» GIVEN INFORMATION:
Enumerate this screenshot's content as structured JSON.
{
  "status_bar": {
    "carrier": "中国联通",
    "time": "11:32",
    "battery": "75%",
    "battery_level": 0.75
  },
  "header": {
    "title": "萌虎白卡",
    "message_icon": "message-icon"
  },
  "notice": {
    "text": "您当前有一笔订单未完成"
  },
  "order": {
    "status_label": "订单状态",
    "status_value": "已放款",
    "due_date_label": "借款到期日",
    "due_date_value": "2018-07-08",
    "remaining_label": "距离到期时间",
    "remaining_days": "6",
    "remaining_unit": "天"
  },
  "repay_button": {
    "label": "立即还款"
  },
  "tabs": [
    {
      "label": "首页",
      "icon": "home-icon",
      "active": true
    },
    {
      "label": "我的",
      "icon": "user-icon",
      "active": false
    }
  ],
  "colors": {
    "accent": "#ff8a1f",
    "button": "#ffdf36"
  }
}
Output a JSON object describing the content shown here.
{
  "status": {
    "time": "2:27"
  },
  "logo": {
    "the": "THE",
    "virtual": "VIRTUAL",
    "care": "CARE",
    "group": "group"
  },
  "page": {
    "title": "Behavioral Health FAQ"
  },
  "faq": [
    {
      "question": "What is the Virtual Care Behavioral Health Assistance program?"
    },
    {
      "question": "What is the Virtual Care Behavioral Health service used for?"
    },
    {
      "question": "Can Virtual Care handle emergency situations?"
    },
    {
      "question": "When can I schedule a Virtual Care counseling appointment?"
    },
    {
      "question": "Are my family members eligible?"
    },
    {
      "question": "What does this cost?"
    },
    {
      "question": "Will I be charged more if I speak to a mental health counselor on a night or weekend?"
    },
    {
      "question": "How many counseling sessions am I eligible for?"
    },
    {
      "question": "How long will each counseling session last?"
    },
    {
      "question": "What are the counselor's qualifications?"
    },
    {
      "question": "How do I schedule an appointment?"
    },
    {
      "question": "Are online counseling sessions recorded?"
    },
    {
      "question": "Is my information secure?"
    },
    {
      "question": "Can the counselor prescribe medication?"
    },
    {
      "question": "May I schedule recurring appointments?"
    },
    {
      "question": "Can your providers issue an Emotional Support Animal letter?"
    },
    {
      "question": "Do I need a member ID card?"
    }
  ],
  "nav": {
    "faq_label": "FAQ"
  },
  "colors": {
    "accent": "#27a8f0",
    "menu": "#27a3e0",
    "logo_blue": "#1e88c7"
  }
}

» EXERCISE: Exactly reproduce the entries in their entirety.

» EXERCISE RESULT:
Enumerate this screenshot's content as structured JSON.
{
  "status_bar": {
    "carrier": "中国联通",
    "time": "11:32",
    "battery": "75%",
    "battery_level": 0.75
  },
  "header": {
    "title": "萌虎白卡",
    "message_icon": "message-icon"
  },
  "notice": {
    "text": "您当前有一笔订单未完成"
  },
  "order": {
    "status_label": "订单状态",
    "status_value": "已放款",
    "due_date_label": "借款到期日",
    "due_date_value": "2018-07-08",
    "remaining_label": "距离到期时间",
    "remaining_days": "6",
    "remaining_unit": "天"
  },
  "repay_button": {
    "label": "立即还款"
  },
  "tabs": [
    {
      "label": "首页",
      "icon": "home-icon",
      "active": true
    },
    {
      "label": "我的",
      "icon": "user-icon",
      "active": false
    }
  ],
  "colors": {
    "accent": "#ff8a1f",
    "button": "#ffdf36"
  }
}
Output a JSON object describing the content shown here.
{
  "status": {
    "time": "2:27"
  },
  "logo": {
    "the": "THE",
    "virtual": "VIRTUAL",
    "care": "CARE",
    "group": "group"
  },
  "page": {
    "title": "Behavioral Health FAQ"
  },
  "faq": [
    {
      "question": "What is the Virtual Care Behavioral Health Assistance program?"
    },
    {
      "question": "What is the Virtual Care Behavioral Health service used for?"
    },
    {
      "question": "Can Virtual Care handle emergency situations?"
    },
    {
      "question": "When can I schedule a Virtual Care counseling appointment?"
    },
    {
      "question": "Are my family members eligible?"
    },
    {
      "question": "What does this cost?"
    },
    {
      "question": "Will I be charged more if I speak to a mental health counselor on a night or weekend?"
    },
    {
      "question": "How many counseling sessions am I eligible for?"
    },
    {
      "question": "How long will each counseling session last?"
    },
    {
      "question": "What are the counselor's qualifications?"
    },
    {
      "question": "How do I schedule an appointment?"
    },
    {
      "question": "Are online counseling sessions recorded?"
    },
    {
      "question": "Is my information secure?"
    },
    {
      "question": "Can the counselor prescribe medication?"
    },
    {
      "question": "May I schedule recurring appointments?"
    },
    {
      "question": "Can your providers issue an Emotional Support Animal letter?"
    },
    {
      "question": "Do I need a member ID card?"
    }
  ],
  "nav": {
    "faq_label": "FAQ"
  },
  "colors": {
    "accent": "#27a8f0",
    "menu": "#27a3e0",
    "logo_blue": "#1e88c7"
  }
}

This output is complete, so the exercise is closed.